Bottom Line: In the subgroup of patients who were resistant or intolerant to both imatinib and sunitinib, TKI therapy (nilotinib or regorafenib) improved progression-free survival (HR 0.40; 95% CI 0.19-0.84; P=0.02) but not overall survival (HR 0.83; 95% CI 0.63-1.08; P=0.17).Regorafenib was shown to be effective in terms of progression-free survival across different subpopulations of patients who were resistant to both imatinib and sunitinib.Second-generation TKIs (sunitinib, nilotinib, and regorafenib) are effective in improving progression-free survival but not overall survival in patients with GIST who are resistant or intolerant to imatinib or to imatinib and sunitinib.

View Article: PubMed Central - PubMed

Affiliation: Department of General Surgery, Second Xiangya Hospital of Central South University, Changsha, People's Republic of China.

ABSTRACT

Background: Primary and secondary resistance to imatinib, a selective receptor tyrosine kinase inhibitor (TKI), is a serious clinical problem in the control of advanced gastrointestinal stromal tumors (GIST). Here we report on a meta-analysis we performed to evaluate the efficacy of second-generation TKIs in the treatment of patients with imatinib-resistant GIST.

Methods: Randomized controlled trials evaluating the clinical efficacy of second-generation TKIs were identified by searching PubMed and EMBASE from 2000 to February 2014. Outcomes subjected to analysis were progression-free survival and overall survival. Statistical analyses were performed using Review Manager version 5.1.0 (Cochrane Collaboration, Oxford, UK). Weighted hazard ratios (HR) with 95% confidence intervals (CIs) were calculated for the outcomes. Fixed-effects or random-effects models were used, depending on the degree of heterogeneity across the selected studies.

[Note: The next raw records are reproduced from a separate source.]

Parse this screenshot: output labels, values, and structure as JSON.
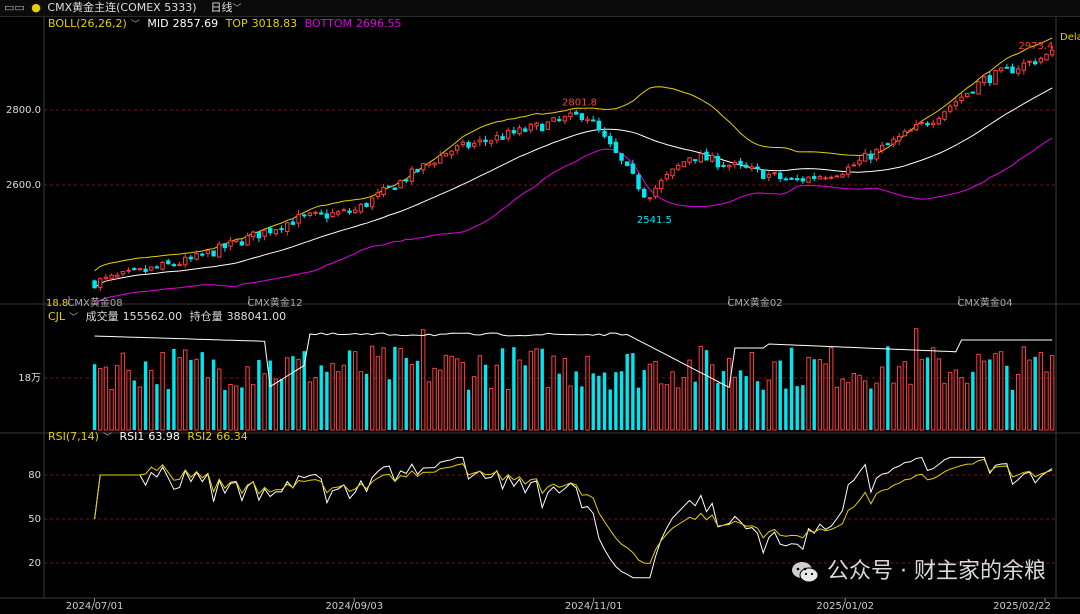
{
  "toolbar": {
    "title": "CMX黄金主连(COMEX 5333)",
    "period": "日线"
  },
  "panels": {
    "main": {
      "indicator": "BOLL(26,26,2)",
      "mid_label": "MID",
      "mid_value": "2857.69",
      "top_label": "TOP",
      "top_value": "3018.83",
      "bottom_label": "BOTTOM",
      "bottom_value": "2696.55",
      "y_ticks": [
        "2800.0",
        "2600.0"
      ],
      "high_annotation": "2801.8",
      "low_annotation": "2541.5",
      "last_annotation": "2973.4",
      "edge_label": "Dela",
      "left_price_label": "18.8",
      "contract_labels": [
        "CMX黄金08",
        "CMX黄金12",
        "CMX黄金02",
        "CMX黄金04"
      ]
    },
    "volume": {
      "indicator": "CJL",
      "vol_label": "成交量",
      "vol_value": "155562.00",
      "oi_label": "持仓量",
      "oi_value": "388041.00",
      "y_tick": "18万"
    },
    "rsi": {
      "indicator": "RSI(7,14)",
      "rsi1_label": "RSI1",
      "rsi1_value": "63.98",
      "rsi2_label": "RSI2",
      "rsi2_value": "66.34",
      "y_ticks": [
        "80",
        "50",
        "20"
      ]
    }
  },
  "x_axis": {
    "date_labels": [
      "2024/07/01",
      "2024/09/03",
      "2024/11/01",
      "2025/01/02",
      "2025/02/22"
    ]
  },
  "watermark": {
    "text": "公众号 · 财主家的余粮",
    "icon": "wechat-icon"
  },
  "colors": {
    "background": "#000000",
    "up": "#ff3d3d",
    "down": "#00e6ef",
    "mid": "#ffffff",
    "top": "#e5d000",
    "bottom": "#e000e0",
    "grid": "#7a1010"
  },
  "chart_data": {
    "type": "candlestick",
    "y_ticks": [
      2800.0,
      2600.0
    ],
    "price_anchors": [
      {
        "x": "2024/07/01",
        "y": 2340
      },
      {
        "x": "2024/07/25",
        "y": 2400
      },
      {
        "x": "2024/08/20",
        "y": 2510
      },
      {
        "x": "2024/09/03",
        "y": 2530
      },
      {
        "x": "2024/09/26",
        "y": 2690
      },
      {
        "x": "2024/10/30",
        "y": 2790
      },
      {
        "x": "2024/11/14",
        "y": 2570
      },
      {
        "x": "2024/11/25",
        "y": 2680
      },
      {
        "x": "2024/12/20",
        "y": 2610
      },
      {
        "x": "2025/01/02",
        "y": 2640
      },
      {
        "x": "2025/01/24",
        "y": 2780
      },
      {
        "x": "2025/02/05",
        "y": 2880
      },
      {
        "x": "2025/02/22",
        "y": 2950
      }
    ],
    "annotations": [
      {
        "label": "2801.8",
        "value": 2801.8,
        "kind": "high"
      },
      {
        "label": "2541.5",
        "value": 2541.5,
        "kind": "low"
      },
      {
        "label": "2973.4",
        "value": 2973.4,
        "kind": "last"
      }
    ],
    "boll_last": {
      "mid": 2857.69,
      "top": 3018.83,
      "bottom": 2696.55
    },
    "volume_last": 155562.0,
    "open_interest_last": 388041.0,
    "rsi_last": {
      "rsi1": 63.98,
      "rsi2": 66.34
    },
    "rsi_ticks": [
      80,
      50,
      20
    ]
  }
}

Results: Three randomized controlled trials were selected for meta-analysis. Among imatinib-resistant or imatinib-intolerant patients, 541 received second-generation TKIs (sunitinib, nilotinib, or regorafenib) and 267 controls received placebo or best supportive care. Progression-free survival was significantly improved in the TKI-treated group (HR 0.38; 95% CI 0.24-0.59; P<0.0001). No statistically significant difference was detected in overall survival between the treatment group and the control group (HR 0.85; 95% CI 0.71-1.03; P=0.09). In the subgroup of patients who were resistant or intolerant to both imatinib and sunitinib, TKI therapy (nilotinib or regorafenib) improved progression-free survival (HR 0.40; 95% CI 0.19-0.84; P=0.02) but not overall survival (HR 0.83; 95% CI 0.63-1.08; P=0.17). Regorafenib was shown to be effective in terms of progression-free survival across different subpopulations of patients who were resistant to both imatinib and sunitinib.

Conclusion: Second-generation TKIs (sunitinib, nilotinib, and regorafenib) are effective in improving progression-free survival but not overall survival in patients with GIST who are resistant or intolerant to imatinib or to imatinib and sunitinib. Regorafenib is promising as a third-line treatment option for patients with advanced GIST.

Show MeSH
Related in: MedlinePlus